**RAW DATA:**
______________________________
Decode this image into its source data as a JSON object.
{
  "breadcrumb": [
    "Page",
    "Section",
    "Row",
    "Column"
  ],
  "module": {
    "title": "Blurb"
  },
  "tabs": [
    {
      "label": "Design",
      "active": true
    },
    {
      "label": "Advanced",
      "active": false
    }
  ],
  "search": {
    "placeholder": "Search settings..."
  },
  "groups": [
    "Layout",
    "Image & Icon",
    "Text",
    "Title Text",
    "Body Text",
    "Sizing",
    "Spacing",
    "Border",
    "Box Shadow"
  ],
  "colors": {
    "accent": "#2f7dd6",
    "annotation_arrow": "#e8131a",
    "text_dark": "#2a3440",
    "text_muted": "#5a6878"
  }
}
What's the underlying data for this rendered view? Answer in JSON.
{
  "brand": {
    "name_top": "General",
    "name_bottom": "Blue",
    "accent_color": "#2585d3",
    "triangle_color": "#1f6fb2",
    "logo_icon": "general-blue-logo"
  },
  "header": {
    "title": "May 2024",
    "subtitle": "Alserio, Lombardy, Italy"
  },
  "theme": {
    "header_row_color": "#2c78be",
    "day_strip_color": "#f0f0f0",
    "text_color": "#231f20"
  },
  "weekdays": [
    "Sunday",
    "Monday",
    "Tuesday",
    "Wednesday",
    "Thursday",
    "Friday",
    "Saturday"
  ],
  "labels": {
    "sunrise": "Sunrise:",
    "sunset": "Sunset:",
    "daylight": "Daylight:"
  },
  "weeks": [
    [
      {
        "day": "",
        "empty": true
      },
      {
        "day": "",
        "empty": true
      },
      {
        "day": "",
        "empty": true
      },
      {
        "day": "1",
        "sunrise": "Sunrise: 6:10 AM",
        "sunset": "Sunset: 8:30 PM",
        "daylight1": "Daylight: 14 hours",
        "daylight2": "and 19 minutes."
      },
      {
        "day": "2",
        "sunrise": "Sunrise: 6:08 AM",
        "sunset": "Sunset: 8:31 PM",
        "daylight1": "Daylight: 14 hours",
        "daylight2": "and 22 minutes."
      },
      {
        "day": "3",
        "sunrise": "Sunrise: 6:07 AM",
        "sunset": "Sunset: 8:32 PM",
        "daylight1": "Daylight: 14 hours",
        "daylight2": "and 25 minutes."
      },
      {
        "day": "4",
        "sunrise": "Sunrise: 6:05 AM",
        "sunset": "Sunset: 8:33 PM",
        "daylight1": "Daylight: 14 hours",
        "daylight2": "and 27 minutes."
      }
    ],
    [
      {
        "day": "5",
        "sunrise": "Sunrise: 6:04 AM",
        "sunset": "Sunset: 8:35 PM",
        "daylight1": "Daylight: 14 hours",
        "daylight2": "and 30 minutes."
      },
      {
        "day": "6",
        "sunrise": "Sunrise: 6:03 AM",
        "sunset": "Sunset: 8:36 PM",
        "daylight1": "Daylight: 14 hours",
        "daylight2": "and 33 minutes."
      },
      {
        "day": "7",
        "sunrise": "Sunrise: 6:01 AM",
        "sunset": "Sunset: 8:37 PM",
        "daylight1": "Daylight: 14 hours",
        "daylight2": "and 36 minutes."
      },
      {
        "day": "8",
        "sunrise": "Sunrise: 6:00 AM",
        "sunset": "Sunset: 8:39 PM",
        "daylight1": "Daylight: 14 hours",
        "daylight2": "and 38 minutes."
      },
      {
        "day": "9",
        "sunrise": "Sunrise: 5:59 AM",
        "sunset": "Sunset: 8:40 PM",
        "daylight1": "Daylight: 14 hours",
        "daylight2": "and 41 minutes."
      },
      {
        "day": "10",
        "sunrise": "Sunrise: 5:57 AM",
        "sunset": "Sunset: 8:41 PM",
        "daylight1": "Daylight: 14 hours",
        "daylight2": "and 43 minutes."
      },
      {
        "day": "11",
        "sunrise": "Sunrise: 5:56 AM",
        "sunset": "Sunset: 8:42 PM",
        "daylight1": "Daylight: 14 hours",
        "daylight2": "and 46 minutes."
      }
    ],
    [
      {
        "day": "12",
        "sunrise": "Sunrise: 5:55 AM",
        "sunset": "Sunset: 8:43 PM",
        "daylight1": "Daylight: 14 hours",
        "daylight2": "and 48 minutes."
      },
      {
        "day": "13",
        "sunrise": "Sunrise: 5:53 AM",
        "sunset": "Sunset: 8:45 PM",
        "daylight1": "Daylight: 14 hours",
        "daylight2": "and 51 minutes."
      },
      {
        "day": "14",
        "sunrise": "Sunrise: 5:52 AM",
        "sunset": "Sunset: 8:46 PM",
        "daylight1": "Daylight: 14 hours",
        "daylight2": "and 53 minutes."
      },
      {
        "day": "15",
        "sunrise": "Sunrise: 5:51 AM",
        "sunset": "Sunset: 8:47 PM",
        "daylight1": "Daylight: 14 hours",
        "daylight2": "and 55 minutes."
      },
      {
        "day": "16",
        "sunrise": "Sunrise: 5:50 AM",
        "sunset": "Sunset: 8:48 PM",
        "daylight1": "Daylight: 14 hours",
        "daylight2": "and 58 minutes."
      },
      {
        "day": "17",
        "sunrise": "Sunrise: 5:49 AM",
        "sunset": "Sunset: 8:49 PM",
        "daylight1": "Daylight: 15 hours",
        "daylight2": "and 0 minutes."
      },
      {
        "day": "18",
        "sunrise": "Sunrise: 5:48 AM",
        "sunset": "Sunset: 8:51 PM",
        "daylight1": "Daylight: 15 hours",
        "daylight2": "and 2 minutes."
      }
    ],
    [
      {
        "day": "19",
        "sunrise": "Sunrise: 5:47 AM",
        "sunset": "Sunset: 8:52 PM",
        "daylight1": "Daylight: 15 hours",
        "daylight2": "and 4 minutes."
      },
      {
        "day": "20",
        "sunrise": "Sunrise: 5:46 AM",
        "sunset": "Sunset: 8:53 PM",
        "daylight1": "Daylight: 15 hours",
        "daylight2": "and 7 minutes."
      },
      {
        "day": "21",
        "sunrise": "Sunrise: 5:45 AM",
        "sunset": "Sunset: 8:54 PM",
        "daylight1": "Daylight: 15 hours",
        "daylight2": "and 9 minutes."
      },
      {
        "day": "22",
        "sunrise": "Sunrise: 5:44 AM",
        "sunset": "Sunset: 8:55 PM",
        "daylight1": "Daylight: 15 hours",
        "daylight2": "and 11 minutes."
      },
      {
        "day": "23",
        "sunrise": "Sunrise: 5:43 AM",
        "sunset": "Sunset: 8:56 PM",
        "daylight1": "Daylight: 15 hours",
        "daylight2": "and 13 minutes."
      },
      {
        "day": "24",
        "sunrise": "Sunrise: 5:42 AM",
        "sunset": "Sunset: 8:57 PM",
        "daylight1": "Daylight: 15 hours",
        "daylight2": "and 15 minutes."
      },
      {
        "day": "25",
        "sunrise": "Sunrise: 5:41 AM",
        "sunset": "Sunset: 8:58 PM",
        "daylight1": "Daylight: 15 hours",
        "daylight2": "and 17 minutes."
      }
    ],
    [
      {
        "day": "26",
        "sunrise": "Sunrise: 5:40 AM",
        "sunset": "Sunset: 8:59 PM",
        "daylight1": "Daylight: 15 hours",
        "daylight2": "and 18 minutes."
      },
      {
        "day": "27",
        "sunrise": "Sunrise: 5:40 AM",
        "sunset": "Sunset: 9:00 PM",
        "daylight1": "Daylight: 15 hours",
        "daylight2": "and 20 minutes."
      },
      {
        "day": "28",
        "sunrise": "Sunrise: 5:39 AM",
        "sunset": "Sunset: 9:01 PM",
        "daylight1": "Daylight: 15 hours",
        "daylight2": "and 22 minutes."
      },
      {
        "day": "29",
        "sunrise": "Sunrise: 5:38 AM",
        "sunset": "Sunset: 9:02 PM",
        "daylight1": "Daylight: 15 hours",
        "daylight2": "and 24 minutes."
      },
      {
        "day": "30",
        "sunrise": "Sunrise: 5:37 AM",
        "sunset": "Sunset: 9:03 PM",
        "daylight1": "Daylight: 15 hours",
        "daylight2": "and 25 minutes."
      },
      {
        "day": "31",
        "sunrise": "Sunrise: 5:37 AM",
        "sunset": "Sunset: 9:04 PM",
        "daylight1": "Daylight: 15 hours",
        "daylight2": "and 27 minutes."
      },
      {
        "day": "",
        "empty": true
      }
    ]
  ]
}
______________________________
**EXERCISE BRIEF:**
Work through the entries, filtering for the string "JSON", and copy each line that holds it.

**OUTPUT:**
Decode this image into its source data as a JSON object.
What's the underlying data for this rendered view? Answer in JSON.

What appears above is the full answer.